Russia in Flux

Russia in Flux

Russia in Flux

Russia in Flux

Excerpt

From the Preface by Sir Ernest Barker, Emeritus Professor of Political Science in the University of Cambridge, formerly President of Kings College, London, to The Russian Peasant and Other Studies.

It was in 1918 that I had the honour of writing an introduction to a volume published by the Oxford University Press on the history of Russia from the Varangians to the Bolsheviks. Today I am honoured by my old friend, Sir John Maynard, with an invitation to write a foreword to this volume, with its study of the Russian peasant and its other essays. Friendship imposes on me a command to obey. A deep respect for the learning and the judgment of the author adds an incentive to that command. He brings to the volume which he has written singular gifts both of experience and of sympathy. A long experience in India, and particularly in the Punjab, from 1886 to 1926, has given him a background and a basis of first-hand knowledge of peasant life. He has seen and studied -- and not only studied, but helped to administer -- "another great agricultural Empire, having some remarkable resemblances to the Russia of the opening twentieth century." This experience is reinforced, and quickened, by a natural gift of social sympathy. An old member of the Fabian Society, who has more than once contested a constituency as a Labour candidate, Sir John Maynard brings to his studies of the Russian peasant, and of Russian labour, an instinctive and understanding spirit of sympathetic comprehension.

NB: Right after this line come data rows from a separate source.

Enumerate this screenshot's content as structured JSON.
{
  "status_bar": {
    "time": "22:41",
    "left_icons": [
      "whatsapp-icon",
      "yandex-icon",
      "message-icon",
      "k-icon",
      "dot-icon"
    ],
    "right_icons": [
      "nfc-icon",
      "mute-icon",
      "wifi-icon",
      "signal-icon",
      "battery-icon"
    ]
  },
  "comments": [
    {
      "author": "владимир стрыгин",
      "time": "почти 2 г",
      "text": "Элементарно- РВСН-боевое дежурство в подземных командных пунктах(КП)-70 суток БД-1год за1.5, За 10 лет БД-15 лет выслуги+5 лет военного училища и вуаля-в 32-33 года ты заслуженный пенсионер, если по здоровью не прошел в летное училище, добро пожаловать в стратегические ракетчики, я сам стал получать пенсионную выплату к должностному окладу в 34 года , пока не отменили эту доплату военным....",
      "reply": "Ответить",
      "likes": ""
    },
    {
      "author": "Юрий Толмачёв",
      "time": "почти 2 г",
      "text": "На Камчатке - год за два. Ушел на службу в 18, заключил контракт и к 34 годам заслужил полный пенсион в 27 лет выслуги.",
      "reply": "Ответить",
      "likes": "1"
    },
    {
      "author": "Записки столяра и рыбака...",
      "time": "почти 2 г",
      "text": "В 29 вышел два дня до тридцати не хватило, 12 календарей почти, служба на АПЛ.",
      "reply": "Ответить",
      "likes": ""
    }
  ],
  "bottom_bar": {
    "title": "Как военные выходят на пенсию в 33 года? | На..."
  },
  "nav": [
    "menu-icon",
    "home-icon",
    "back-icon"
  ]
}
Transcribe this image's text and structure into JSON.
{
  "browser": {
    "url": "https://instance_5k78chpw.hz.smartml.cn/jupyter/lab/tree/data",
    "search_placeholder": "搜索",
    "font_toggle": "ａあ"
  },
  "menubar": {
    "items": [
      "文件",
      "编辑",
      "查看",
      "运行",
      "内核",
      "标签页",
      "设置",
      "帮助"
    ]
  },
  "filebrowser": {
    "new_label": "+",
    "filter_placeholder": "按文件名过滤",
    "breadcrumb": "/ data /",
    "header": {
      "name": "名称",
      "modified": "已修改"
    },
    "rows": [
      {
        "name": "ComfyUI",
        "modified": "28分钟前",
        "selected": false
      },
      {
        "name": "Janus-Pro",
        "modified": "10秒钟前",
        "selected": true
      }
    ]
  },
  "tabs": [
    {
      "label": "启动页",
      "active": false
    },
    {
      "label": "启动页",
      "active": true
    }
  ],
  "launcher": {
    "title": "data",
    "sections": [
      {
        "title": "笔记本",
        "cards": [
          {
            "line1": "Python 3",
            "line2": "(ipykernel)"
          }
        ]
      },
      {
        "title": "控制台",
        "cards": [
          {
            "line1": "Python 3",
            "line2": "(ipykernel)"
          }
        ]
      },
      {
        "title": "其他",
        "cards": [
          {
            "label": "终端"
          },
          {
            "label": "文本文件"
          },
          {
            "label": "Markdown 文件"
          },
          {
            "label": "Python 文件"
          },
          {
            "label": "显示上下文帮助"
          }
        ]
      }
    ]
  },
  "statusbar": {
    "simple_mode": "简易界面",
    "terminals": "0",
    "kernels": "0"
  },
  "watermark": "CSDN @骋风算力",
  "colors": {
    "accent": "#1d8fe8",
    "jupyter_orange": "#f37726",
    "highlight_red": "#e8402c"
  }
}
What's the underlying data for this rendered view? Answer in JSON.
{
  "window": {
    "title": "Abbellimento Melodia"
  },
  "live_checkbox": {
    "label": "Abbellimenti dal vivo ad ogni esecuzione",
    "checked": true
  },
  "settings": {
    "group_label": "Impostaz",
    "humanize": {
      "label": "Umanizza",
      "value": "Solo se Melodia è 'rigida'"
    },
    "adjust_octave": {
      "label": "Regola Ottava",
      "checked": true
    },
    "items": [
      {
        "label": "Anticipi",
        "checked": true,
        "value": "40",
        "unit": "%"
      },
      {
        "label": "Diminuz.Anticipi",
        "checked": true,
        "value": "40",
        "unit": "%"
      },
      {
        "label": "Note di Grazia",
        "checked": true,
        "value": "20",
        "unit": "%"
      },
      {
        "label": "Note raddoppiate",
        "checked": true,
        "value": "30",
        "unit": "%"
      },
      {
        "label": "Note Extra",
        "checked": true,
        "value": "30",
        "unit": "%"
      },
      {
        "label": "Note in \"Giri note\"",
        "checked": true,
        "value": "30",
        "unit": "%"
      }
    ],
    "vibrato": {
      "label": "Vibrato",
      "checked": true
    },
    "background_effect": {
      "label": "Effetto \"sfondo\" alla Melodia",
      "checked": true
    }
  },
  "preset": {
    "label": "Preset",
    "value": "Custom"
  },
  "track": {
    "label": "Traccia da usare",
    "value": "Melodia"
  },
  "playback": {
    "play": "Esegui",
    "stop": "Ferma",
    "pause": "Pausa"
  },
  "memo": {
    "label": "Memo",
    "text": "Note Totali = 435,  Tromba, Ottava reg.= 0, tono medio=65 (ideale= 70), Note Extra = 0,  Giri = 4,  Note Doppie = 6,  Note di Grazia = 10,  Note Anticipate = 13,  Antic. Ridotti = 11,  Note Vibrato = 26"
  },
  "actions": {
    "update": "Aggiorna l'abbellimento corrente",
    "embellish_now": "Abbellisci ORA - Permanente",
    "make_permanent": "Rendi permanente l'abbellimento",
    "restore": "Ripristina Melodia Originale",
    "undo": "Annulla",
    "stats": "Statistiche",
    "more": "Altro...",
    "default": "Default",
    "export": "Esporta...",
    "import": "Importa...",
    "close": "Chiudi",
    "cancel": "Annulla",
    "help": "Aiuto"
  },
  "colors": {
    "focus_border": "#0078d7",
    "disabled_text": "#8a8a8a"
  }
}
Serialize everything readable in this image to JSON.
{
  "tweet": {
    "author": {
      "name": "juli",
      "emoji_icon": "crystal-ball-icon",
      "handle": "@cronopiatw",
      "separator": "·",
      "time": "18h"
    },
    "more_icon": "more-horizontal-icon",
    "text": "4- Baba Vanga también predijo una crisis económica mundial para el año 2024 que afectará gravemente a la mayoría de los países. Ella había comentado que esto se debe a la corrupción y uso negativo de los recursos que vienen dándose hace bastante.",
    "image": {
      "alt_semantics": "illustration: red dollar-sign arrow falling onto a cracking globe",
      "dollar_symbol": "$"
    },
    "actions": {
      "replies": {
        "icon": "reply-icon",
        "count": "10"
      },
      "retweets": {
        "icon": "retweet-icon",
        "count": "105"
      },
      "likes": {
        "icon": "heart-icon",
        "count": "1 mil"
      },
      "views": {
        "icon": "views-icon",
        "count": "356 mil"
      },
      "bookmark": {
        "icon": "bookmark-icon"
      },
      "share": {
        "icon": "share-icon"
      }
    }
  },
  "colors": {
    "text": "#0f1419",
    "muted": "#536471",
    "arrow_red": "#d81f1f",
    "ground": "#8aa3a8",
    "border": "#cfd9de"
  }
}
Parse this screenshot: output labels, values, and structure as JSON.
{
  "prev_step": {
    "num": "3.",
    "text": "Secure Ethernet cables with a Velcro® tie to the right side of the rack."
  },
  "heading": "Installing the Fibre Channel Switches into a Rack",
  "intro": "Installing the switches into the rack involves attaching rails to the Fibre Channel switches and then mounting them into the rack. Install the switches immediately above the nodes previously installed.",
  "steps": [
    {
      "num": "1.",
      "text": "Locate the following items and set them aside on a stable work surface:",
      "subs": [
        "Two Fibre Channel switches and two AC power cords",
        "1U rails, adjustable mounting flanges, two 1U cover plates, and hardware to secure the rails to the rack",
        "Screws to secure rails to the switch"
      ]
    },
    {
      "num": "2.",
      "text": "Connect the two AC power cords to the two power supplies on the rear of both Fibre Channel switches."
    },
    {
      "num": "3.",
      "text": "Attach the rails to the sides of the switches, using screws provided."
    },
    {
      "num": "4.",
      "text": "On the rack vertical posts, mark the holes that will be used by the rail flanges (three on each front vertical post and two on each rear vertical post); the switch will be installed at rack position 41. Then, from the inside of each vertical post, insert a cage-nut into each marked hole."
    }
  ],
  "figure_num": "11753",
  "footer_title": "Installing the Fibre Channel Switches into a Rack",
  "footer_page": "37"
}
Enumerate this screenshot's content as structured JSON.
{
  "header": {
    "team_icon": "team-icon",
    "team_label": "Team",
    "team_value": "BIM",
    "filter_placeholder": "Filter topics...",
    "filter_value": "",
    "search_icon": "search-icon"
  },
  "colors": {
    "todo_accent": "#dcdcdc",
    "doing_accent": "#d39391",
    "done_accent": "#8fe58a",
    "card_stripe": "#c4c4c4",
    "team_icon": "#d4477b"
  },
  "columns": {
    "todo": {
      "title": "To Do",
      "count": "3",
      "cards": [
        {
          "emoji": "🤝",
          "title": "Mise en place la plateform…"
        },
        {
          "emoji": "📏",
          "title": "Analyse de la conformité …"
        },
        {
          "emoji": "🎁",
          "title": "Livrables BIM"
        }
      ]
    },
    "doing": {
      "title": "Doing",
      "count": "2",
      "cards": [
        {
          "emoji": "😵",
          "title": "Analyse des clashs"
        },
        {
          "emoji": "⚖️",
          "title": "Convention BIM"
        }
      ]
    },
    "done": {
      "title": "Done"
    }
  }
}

There is another great qualification which Sir John Maynard brings to his interpretation of Russia. He has studied, with a quiet patience and unflagging industry, both the literature and the social philosophy of Russia (so great and so influential) and the process of her historical development. Too often we begin our study of Russia with the triumph of the Communist Party in the November Revolution of 1917; too often we forget that Russia, with all her changes, still largely remains the same. To study this volume is to receive a valuable lesson in depth -- the depth which comes from an historic outlook added to personal experience enriched by social sympathy. It is this combination which makes the author so safe a guide. The historic outlook, by itself, might lead to mere conservatism. Social sympathy, by itself, might lead to uncritical laudation. When the two are mixed, and personal experience is added to both, the reader can feel a just confidence.

Some words may be quoted from the author's last chapter, which illustrate admirably what has just been said. "Russia is in flux; but it . . .

Search by... Author
Show... All Results Primary Sources Peer-reviewed

Oops!

An unknown error has occurred. Please click the button below to reload the page. If the problem persists, please try again in a little while.